There was a lot of stir last week after Amazon’s CEO announced that he intends to have packages delivered by drone aircraft to many areas, often in under an hour from the time that they are ordered. Everyone has been talking about it since the interview, and futurists have been abuzz. I’m a bit of a futurist myself, and as much as the idea gave me pause at first, the idea of tiny robots buzzing over our heads carrying out day-to-day business sort of excited me a bit, I’ll admit. Visions of futuristic movies and books that I read as a child danced through my head. When I think about it for a more than about a moment, though, it leaves me with concerns.

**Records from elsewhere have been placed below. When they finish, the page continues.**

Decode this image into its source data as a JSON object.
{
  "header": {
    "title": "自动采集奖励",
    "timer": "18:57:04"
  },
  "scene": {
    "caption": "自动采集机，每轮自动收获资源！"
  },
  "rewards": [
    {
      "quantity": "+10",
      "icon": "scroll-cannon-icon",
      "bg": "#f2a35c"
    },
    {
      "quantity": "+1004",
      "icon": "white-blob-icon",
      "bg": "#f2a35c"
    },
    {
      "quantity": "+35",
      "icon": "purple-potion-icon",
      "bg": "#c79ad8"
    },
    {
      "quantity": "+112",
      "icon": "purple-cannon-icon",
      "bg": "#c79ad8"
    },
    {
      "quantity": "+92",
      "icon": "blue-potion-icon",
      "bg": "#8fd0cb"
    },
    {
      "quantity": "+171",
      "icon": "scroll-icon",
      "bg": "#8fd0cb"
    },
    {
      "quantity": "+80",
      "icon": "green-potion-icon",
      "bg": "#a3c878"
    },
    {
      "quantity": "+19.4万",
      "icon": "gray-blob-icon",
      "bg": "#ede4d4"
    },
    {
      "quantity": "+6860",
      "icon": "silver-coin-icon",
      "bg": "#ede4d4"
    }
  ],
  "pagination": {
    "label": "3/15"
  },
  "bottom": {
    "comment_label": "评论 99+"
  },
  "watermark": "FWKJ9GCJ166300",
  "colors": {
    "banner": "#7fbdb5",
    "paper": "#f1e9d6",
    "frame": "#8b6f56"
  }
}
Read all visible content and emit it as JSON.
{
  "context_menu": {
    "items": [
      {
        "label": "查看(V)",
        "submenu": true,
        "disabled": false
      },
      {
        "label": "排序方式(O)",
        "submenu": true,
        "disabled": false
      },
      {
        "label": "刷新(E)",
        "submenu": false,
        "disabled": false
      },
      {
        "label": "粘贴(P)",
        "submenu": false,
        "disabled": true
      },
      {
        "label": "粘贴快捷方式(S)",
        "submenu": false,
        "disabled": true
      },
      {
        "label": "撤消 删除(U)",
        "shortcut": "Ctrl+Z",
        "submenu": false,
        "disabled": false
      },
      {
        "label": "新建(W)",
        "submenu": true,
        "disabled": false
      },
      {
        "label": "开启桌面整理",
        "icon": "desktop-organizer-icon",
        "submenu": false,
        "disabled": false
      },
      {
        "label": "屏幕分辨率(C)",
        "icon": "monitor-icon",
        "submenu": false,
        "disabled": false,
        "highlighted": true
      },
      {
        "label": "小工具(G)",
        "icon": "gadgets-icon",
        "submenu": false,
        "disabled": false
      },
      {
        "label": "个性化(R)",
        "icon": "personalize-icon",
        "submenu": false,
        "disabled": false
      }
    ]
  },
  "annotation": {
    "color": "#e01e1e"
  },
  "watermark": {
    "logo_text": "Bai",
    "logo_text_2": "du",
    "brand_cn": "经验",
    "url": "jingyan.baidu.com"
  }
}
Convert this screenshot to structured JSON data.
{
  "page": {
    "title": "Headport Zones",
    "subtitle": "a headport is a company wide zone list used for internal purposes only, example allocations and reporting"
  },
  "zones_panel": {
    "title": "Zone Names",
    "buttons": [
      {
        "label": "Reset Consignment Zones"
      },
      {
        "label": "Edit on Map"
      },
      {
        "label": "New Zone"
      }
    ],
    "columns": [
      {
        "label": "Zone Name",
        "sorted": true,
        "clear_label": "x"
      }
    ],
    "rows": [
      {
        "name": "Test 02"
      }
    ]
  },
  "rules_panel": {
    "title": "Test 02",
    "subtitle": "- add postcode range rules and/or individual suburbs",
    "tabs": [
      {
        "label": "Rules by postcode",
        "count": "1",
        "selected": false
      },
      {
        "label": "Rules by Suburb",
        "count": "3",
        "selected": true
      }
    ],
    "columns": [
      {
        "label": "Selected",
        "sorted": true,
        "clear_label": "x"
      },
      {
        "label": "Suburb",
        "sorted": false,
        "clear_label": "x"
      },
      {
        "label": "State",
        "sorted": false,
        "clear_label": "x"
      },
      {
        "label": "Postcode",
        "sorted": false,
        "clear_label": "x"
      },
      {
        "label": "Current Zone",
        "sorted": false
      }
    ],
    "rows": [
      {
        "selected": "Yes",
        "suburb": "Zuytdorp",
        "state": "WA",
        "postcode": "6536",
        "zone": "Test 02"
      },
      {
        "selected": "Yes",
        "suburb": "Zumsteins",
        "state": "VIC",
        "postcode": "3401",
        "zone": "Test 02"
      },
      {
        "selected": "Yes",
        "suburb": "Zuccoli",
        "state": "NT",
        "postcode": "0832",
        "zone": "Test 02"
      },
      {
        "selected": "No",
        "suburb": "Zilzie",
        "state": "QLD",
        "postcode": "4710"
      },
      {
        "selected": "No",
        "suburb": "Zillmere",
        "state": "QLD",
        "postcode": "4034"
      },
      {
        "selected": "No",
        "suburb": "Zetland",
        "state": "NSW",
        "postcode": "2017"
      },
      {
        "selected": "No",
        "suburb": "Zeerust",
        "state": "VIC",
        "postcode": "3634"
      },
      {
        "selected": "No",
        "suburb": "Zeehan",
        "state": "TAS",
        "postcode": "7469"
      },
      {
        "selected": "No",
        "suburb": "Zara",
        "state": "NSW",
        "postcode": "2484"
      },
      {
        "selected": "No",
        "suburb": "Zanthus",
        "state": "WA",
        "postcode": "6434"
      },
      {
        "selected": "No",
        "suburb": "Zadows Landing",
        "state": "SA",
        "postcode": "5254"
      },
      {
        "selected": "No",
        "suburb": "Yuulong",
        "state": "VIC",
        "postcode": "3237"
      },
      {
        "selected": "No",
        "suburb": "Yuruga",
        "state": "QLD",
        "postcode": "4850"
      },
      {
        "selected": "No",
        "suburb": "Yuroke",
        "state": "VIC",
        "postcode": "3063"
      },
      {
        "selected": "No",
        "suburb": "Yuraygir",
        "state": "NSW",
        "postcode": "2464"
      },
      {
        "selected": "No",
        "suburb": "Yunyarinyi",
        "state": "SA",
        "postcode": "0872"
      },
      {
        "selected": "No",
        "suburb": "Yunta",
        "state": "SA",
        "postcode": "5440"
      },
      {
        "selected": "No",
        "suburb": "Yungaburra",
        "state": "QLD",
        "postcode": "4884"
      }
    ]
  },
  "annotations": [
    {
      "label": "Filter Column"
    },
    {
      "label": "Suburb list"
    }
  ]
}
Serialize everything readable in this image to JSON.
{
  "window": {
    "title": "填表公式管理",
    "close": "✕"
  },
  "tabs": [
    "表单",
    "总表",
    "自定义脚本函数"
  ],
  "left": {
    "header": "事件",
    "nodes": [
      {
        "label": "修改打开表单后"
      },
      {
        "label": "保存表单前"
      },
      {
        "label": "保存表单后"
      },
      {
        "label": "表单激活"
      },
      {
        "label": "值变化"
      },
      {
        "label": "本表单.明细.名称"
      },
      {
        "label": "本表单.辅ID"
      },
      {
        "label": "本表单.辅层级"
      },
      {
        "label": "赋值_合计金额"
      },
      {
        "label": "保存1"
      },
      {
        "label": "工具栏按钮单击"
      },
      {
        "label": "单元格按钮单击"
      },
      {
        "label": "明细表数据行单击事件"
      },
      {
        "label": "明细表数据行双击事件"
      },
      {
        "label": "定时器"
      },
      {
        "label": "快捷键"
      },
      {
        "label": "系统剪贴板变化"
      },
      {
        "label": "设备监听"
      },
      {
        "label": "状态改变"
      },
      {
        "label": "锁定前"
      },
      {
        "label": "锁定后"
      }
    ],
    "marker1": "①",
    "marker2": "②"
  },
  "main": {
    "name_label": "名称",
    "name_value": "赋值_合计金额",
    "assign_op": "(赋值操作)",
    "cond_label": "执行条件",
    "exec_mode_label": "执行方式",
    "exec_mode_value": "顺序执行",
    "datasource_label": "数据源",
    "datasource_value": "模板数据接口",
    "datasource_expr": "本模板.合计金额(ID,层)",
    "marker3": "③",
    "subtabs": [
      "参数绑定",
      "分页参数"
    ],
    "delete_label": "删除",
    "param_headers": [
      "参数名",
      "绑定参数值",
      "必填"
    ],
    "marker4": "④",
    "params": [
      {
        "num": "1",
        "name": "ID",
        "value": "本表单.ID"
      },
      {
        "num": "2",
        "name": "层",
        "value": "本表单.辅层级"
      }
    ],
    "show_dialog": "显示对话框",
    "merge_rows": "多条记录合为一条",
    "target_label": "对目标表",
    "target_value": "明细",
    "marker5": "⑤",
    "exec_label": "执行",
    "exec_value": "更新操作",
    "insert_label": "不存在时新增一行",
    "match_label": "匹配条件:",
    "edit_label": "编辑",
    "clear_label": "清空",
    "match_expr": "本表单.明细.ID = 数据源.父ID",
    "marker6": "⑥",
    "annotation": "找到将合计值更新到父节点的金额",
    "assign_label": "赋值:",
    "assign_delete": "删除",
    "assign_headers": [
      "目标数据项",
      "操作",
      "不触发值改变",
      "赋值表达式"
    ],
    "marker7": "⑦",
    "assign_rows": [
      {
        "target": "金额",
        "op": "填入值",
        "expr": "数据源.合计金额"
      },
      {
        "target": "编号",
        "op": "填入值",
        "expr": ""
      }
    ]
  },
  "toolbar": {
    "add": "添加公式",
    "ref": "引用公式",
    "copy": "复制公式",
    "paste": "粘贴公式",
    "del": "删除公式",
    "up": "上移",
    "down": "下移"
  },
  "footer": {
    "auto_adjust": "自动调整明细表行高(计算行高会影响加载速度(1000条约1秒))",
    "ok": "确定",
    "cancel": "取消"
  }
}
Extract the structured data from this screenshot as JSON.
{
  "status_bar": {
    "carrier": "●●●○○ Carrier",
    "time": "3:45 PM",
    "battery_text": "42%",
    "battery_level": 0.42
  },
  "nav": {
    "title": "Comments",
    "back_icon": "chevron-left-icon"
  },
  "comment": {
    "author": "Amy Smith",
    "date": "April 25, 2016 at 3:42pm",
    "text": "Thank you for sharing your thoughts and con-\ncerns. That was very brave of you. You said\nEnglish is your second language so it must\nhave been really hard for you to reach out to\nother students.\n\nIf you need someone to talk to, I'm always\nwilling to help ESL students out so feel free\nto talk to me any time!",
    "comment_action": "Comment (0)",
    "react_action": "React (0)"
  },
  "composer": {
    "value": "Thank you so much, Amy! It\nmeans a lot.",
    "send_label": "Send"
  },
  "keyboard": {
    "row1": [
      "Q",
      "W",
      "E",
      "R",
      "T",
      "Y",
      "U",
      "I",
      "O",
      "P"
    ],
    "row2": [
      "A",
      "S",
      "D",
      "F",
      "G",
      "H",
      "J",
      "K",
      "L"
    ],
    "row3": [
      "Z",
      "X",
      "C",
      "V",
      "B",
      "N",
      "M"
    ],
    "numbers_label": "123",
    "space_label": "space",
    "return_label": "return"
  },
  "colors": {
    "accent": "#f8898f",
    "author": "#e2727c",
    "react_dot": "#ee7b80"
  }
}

Let’s ignore the obvious fact that such deliveries aren’t legal in the U.S., and that the likelihood of them becoming legal, even to suit the influence of a business as huge as Amazon, isn’t high. Well, at least I hope that’s the case. I think the thing that troubles me the most about the reasoning behind wanting to make this happen is the perceived need of the public to have what they order so quickly. This is the issue of instant gratification taken to an entirely new level.
And speaking of levels, there are levels to this, layers of issues beginning to manifest, I think. First is the fact that we feel we are entitled to have what we want in under an hour, and that we shouldn’t have to leave our sofa to receive it. Secondly is the consumerist culture that permits us to have enough influence so as to dictate this need. Thirdly is the damage that we are doing to ourselves physically, emotionally, and spiritually by refusing to slow down as we are able to increasingly have whatever, whenever.
I’m certainly no hermit curmudgeon who is opposed to technology…I make my living in web technologies, and I love the progress that we make as a culture as we build new tools to assist us with our daily lives, to connect with each other in new ways. I’ll also admit up front that I’m not at all a fan of Amazon, not the least reason for which is their monopoly over book sales and the way that they treat authors. Those caveats aside…
This whole thing just makes cringe as I picture a tiny helicopter-like device landing on the balcony of our apartment with whatever I ordered 20 minutes ago. I truly can’t imagine what I could need that fast, what I could feel that I had that much of an entitlement to have immediately.
Our national ethos is one of transforming every aspect of daily life into a business. We can buy or sell anything, and, ultimately, anyone. We “consume” instead of engage, we accumulate, we are hopelessly distracted. We fill the voids that these activities leave in our lives with more stuff, and the faster that we can get that stuff, the more we can avoid the void. Which means we soon won’t notice it at all in our mountains of instantly-delivered possessions.
We won’t notice the very void that causes us to lose ourselves.
Photo Attribution: Don McCullough under Creative Commons